Material for the task below:

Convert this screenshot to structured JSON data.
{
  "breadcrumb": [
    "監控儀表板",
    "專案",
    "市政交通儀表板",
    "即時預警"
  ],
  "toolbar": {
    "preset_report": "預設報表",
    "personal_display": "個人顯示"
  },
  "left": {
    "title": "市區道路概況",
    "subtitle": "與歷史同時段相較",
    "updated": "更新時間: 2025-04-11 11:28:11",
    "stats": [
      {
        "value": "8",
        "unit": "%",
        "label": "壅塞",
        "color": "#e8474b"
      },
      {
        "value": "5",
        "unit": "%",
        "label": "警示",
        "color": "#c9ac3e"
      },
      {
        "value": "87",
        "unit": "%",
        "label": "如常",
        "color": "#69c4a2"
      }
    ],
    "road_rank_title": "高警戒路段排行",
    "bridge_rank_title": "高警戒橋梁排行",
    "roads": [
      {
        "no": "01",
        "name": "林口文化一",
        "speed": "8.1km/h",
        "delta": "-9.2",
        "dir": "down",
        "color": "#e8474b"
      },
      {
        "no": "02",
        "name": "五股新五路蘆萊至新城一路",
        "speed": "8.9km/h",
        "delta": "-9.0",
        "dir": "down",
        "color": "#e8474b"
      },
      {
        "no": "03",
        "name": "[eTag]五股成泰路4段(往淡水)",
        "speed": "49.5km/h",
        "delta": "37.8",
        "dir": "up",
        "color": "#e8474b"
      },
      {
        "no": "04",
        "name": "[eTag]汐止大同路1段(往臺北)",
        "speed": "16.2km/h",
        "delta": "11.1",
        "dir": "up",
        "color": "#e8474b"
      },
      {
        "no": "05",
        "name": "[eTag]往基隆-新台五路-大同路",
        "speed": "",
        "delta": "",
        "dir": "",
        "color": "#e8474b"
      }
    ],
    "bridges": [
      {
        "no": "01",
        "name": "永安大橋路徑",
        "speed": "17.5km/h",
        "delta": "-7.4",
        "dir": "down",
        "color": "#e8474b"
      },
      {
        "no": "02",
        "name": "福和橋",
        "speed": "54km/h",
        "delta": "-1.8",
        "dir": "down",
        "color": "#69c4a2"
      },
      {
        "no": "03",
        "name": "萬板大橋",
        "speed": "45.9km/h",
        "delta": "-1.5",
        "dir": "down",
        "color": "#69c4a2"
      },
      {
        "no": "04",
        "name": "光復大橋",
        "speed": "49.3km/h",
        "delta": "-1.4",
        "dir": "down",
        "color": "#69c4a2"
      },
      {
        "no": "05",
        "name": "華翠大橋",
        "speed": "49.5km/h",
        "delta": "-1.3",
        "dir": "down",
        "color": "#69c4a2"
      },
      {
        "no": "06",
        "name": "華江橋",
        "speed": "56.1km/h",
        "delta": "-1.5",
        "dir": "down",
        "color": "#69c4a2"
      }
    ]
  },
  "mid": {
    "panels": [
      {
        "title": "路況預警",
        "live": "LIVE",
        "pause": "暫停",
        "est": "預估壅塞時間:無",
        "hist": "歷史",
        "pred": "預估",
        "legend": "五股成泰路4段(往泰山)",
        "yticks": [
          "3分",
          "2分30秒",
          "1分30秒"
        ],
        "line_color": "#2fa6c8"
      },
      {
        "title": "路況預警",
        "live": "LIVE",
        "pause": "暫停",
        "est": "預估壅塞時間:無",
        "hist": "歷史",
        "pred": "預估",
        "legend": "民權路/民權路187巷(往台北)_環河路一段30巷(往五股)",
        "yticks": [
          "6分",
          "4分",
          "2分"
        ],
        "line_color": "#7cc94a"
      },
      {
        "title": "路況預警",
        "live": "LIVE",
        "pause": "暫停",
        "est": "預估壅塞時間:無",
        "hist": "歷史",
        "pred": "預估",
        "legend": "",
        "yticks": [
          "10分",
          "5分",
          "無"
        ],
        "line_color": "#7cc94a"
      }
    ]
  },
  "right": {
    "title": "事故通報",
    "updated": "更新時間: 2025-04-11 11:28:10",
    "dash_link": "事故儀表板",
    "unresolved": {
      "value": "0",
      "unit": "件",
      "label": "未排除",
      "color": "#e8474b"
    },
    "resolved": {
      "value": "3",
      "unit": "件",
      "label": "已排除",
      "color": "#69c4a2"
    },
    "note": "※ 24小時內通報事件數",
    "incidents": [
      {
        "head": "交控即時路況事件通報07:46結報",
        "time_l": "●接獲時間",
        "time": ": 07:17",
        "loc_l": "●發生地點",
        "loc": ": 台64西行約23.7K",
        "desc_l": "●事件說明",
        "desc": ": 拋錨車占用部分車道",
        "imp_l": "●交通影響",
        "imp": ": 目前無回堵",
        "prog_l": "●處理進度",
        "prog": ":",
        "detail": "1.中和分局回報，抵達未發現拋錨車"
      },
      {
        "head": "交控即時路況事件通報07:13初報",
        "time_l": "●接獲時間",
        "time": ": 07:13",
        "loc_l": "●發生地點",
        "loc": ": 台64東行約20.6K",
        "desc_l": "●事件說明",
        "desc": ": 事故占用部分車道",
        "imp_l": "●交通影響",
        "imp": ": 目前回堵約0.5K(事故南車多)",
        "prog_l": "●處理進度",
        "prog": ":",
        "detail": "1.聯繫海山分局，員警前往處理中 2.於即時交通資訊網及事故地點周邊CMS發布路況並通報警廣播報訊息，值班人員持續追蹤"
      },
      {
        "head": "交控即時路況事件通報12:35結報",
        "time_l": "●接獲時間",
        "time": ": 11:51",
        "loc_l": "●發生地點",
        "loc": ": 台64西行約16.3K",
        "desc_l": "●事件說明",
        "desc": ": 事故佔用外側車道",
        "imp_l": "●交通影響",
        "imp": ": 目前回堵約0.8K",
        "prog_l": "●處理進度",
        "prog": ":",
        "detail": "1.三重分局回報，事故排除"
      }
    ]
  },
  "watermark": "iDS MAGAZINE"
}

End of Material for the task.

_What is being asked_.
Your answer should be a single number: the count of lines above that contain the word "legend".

_Reply to the exercise_.
3